“As healthcare workers, we know that behind each of these data points is a human being. They are fathers, mothers, sons, neighbors, and best friends. They are Californians, and they do not deserve to die.”
Several public defender’s offices have also been advocating for additional releases- more specifically, the release of 21 people from San Quentin (SQ) through Habeas petitions, which argue that being held in SQ right now is cruel and unusual punishment.
To read more about used actions, refer to this article from the Vanguard: https://www.davisvanguard.org/2020/07/efforts-to-release-incarcerated-from-san-quentin-move-forward-in-marin-county-superior-court/.
CDCR Comparisons – California and the US
According to the Marshall Project, California prisons remain third in the country in number of confirmed cases, following Texas and Federal prisons – making up nearly 9.8% of total cases among incarcerated people. California makes up 6% of the total deaths in prison.
There have been at least 1,665 cases of coronavirus reported among prison staff. Three staff members have died while 689 have recovered.
CDCR and CCHCS Precautions
CDCR and CCHCS have not had any significant changes in protocol since last week.
The Department Operations Center, “a central location where CDCR/CCHCS experts monitor information, prepare for known and unknown events, and exchange information centrally in order to make decisions and provide guidance quickly” continues to operate.
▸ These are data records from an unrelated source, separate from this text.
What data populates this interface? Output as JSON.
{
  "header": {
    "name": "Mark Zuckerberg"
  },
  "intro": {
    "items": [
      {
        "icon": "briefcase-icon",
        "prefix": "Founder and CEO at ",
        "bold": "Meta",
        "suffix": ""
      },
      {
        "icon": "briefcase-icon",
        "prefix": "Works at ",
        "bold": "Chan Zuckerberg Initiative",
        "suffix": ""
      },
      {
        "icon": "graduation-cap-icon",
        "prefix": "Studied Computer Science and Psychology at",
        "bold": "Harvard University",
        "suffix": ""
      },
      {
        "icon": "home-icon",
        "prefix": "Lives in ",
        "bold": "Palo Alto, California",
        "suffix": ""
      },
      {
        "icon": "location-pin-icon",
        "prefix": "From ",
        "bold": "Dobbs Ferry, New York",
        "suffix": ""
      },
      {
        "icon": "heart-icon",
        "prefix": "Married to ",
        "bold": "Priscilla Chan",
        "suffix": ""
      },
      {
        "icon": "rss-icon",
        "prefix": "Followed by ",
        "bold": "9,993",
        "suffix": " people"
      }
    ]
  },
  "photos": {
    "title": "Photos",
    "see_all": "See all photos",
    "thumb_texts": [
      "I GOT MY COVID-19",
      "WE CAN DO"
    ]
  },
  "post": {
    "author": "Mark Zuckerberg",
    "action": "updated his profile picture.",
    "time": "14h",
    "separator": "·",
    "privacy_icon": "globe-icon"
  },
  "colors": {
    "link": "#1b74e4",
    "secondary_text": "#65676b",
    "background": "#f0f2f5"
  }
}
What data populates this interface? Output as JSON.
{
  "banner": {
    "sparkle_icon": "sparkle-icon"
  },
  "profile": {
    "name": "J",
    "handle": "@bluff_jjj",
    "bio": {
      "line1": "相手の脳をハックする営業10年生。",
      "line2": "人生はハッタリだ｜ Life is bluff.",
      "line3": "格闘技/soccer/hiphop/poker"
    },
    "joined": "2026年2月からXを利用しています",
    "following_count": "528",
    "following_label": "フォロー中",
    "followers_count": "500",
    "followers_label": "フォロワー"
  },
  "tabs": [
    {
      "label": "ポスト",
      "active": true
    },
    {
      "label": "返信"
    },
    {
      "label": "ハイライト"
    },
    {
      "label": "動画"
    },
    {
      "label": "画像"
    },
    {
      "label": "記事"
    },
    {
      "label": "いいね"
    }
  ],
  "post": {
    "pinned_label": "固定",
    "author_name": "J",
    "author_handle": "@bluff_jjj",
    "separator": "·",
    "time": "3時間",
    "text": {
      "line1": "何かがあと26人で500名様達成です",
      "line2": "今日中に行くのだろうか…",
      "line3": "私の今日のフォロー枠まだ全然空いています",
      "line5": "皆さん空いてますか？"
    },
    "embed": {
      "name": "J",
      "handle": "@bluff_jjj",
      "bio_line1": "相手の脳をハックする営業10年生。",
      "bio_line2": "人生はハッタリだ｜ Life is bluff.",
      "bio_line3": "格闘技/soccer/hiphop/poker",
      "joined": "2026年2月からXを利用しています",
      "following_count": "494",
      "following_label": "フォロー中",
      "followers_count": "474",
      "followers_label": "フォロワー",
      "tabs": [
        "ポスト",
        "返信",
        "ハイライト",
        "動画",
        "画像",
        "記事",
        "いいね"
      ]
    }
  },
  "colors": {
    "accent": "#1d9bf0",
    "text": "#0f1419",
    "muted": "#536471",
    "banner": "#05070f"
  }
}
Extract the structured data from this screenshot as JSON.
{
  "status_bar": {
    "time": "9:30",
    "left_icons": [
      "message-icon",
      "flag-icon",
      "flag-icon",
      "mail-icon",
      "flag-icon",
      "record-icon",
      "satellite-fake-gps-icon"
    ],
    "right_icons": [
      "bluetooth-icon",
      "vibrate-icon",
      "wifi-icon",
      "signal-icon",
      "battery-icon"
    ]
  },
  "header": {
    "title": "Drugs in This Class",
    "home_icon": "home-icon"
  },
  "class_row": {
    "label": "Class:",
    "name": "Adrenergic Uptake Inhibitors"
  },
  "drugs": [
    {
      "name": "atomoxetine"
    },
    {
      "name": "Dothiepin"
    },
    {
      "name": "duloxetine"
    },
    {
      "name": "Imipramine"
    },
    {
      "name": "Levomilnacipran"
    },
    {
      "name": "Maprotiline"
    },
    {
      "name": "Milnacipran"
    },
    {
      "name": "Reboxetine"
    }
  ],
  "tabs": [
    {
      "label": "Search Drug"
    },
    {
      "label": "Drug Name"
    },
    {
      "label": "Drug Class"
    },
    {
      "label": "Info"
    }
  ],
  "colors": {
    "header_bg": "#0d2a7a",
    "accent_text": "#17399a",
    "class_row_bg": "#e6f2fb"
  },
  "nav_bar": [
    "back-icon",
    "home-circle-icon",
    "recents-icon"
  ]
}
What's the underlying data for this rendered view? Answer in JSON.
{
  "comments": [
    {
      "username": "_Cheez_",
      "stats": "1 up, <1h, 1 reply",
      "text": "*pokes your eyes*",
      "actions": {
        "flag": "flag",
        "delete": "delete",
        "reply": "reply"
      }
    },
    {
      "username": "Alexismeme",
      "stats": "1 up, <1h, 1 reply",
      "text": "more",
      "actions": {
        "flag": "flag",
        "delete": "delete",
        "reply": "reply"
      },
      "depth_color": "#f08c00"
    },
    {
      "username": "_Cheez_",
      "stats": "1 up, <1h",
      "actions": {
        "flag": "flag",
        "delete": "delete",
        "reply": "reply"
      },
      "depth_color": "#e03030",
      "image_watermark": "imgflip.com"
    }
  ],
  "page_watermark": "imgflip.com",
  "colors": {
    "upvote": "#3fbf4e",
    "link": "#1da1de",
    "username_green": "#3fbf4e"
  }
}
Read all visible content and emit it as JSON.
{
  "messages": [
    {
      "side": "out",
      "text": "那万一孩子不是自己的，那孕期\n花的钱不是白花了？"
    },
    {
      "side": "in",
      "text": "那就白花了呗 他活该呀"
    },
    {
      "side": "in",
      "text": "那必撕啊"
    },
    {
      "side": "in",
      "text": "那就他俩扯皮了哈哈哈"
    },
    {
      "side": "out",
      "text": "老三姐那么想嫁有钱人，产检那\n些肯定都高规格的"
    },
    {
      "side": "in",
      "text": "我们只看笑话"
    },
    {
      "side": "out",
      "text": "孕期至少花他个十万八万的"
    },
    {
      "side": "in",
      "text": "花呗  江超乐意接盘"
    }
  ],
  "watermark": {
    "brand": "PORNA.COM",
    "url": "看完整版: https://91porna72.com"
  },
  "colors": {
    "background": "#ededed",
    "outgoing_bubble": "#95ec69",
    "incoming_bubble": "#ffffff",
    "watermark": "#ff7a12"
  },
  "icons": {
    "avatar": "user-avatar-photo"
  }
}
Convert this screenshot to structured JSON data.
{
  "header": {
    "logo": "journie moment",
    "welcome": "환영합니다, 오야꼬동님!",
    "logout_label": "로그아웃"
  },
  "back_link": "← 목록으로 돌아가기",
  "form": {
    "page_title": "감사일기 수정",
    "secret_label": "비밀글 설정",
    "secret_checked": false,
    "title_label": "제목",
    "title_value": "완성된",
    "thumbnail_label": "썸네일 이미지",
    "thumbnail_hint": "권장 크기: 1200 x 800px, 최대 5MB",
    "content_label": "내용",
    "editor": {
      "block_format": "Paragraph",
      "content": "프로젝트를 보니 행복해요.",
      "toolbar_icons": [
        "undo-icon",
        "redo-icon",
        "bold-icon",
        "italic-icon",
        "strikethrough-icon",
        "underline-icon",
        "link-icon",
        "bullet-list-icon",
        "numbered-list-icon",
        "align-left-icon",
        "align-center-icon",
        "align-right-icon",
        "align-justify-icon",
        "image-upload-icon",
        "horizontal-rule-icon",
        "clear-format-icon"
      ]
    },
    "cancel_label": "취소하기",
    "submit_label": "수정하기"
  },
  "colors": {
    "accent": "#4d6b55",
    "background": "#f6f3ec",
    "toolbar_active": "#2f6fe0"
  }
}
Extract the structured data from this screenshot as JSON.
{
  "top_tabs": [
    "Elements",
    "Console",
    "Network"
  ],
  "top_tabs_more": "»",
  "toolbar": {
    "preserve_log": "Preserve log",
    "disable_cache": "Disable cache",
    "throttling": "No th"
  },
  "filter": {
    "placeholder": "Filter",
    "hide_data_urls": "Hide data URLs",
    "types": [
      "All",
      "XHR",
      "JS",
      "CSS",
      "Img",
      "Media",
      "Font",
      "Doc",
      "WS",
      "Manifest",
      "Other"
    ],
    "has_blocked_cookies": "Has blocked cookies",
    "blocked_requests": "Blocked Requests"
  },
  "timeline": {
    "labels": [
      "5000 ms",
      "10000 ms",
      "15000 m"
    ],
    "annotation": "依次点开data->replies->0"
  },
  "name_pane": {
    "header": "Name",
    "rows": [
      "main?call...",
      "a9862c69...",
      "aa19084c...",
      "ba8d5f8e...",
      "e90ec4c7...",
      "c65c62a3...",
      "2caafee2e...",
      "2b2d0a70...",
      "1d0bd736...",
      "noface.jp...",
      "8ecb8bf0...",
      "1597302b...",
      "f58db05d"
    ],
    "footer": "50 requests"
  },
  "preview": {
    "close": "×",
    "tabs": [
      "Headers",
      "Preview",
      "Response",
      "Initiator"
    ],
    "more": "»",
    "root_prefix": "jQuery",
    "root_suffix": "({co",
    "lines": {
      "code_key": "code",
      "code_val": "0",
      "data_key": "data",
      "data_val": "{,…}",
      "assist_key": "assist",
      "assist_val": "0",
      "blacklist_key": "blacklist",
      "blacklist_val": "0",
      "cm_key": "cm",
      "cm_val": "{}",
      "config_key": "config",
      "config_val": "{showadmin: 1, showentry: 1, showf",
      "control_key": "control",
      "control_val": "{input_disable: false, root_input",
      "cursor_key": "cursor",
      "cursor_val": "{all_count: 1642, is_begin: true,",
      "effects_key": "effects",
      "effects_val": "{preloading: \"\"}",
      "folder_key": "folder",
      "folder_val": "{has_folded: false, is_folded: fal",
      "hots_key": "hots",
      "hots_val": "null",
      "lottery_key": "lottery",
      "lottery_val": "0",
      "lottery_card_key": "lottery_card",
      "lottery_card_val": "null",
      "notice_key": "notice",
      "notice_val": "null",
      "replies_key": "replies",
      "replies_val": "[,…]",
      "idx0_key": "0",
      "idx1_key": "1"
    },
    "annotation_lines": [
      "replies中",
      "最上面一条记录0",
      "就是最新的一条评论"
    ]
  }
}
All movement between facilities remains halted, including transfers and visitation. Anyone entering the facilities are having temperatures checked and being screened. Masks and sanitizer are provided for all inmates and staff members.
For a general protocol, CDCR is following the Interim Guidance for Health Care and Public Health Providers.
Division of Juvenile Justice
Inside California’s youth prisons, there are about 775 teens and young adults, ranging from ages 14 to 25. As of Jul. 31, 64 of them have tested positive for COVID-19 with 27 cases resolved.
While thousands of incarcerated adults with lower-level offenses have been released early to curb the spread of coronavirus, there have been no plans to release youth offenders early.
Family visitation has been suspended, and all volunteer programs have also been postponed.
Following an outbreak at a youth correctional facility in Ventura County, officials announced that they would no longer be accepting new youth offenders into the Northern California Youth Correctional Complex in Stockton and the Ventura Youth Correctional Facility in Southern California.
The intention of the suspension is to let current active cases of COVID-19 resolve before resuming intakes in the next few weeks.
“Our highest priority is the health and wellness of our youth and staff, and this pause, in cooperation with county courts and probation, will help us accomplish that goal,” Heather Bowlds said in a statement, the acting director of the Department of Juvenile Justice.
Earlier in the year, Governor Gavin Newsom signed an executive order that would transfer the jurisdiction of the state’s Department of Juvenile Justice from the state’s prison system to the Department of Public Health.
The system, which would have been renamed the Department of Youth and Community Restoration, was planned to be in effect by this summer. With the pandemic, however, Newsom extended the deadline until next year.
Later in May, Newsom announced a budget proposal that would shift management of youth offenders to county probation departments instead. County probation chiefs expressed concern about the quick change and not having enough money to expand juvenile detention centers to equip them with the proper rehabilitation programs.
Others have criticized the governor’s plan, believing that the low-funded counties cannot provide the necessary services to rehabilitate troubled teens convicted with serious offenses, such as murder and rape.
“Juvenile halls are not treatment centers,” said Jay Aguas, a former Department of Juvenile Justice deputy director. “They do detention; that’s all they do.”